Supercars are held to a different timeline than other types of cars. As keen as we are to age animals in multiples of 7 — or the like, so should we view supercars. An aging supercar is old and outdated nearly as soon as the manufacturer comes out with a new incarnation to up the ante. A 10-year old supercar is something of a dinosaur in today’s fast paced, fiber-optic world of driver aides, dual hybrid-power and advanced engineering.
Through the automotive continuum there are of course milestones, the Miura, F40, McLaren F1, and arguably the Saleen S7. But do these landmarks hold enough merit to endure into the ultra-exclusive modern supercar collector Market? Cars past their prime but still new enough and rare enough to command lofty price tags are lumped into a difficult corner.
In this rare example we have encountered an endangered species in the wild, on the open and egalitarian market that is eBay. This 2003 Saleen S7 TT may be a little long in the tooth by supercar standards, and with over 10,000 miles of road on the clock it has seen some use.
This particular car is something of a specialty in that it was an original Saleen test-mule. With the original S7 debuting in August of 2000, the already very impressive all-aluminum Ford OHV 427 produced 550 horsepower at 6,400 rpm — a nominal sum by today’s standards.
But excess is the true mark of a supercar and Saleen’s engineers were left wanting for more. The addition of twin-turbochargers bumped the power output to a distressing 750 horsepower, driving the car to a top speed of 248 mph. This car (#26) is the platform upon which this later model powerplant was developed. These engines were undoubtedly high-strung and reports of failures circulate, to alleviate this concern the current owner has had the engine re-done to a fresh state.

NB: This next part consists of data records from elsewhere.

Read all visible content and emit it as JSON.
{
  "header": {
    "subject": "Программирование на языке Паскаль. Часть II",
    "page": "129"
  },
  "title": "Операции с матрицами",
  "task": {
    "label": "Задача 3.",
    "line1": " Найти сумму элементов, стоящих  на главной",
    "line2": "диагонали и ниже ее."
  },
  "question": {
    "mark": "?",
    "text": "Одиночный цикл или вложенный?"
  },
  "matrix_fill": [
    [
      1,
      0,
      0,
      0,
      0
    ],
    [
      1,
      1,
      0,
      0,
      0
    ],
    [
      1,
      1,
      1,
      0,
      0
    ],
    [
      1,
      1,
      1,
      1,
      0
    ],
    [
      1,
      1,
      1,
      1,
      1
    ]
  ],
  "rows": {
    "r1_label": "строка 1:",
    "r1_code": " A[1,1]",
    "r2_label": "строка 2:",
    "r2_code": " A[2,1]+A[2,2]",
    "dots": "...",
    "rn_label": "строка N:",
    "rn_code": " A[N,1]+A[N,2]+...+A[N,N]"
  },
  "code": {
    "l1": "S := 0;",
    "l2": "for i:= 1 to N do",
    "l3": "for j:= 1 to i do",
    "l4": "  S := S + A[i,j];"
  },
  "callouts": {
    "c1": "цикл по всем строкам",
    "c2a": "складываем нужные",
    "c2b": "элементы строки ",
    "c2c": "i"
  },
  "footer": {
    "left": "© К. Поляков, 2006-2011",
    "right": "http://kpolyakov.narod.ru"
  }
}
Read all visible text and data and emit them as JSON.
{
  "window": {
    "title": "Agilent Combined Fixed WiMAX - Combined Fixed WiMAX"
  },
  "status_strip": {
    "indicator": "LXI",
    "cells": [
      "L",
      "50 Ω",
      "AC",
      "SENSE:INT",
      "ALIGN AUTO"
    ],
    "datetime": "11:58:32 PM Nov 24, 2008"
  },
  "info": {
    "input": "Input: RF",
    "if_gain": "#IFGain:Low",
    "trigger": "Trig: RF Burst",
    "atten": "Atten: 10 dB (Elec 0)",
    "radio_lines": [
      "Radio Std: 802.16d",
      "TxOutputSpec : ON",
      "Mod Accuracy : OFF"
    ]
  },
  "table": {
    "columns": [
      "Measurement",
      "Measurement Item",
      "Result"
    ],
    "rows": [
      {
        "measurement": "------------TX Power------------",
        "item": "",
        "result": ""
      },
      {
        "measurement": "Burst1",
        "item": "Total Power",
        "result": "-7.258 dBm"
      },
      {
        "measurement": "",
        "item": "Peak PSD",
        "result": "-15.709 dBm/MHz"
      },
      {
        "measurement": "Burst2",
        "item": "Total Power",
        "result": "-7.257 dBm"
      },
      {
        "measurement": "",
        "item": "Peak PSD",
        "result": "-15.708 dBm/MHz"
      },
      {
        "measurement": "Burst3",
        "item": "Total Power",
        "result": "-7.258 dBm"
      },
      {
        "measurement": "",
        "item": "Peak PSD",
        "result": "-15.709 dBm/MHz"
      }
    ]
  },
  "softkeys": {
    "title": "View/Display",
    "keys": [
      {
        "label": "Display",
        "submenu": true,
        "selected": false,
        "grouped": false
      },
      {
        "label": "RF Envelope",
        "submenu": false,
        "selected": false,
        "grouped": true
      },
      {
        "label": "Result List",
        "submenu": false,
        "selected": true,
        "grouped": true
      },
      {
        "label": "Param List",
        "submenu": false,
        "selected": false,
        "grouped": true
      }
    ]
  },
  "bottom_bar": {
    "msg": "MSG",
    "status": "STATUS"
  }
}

The styling of the S7 is forward-looking for the dawn of the new millennium — gratuitous louvers, vents, gills, and scoops are visible from every angle. The mid-engine layout leaves a long, gently sweeping rear window ending over what almost looks like the trunk of a C5 Corvette. The nose and cockpit profile are exquisitely exotic, clearly picking up where the dearly departed McLaren F1 left off in 1999.
The critical aesthetic onlooker will note a few distinct cues that certainly date the Saleen, but detract? No. The wheel-tire combo is a little tired, and the plastic turn signal lenses look archaic.
Countering the niggles we can’t help but notice are the spectacular composite induction system runners — prominently displayed above the engine and visible through the rear glass. Interlacing with triangulated rollcage structure, and intermingling with no shortage of AN-adorned plumping, we are reminded this is a boutique racer for the road.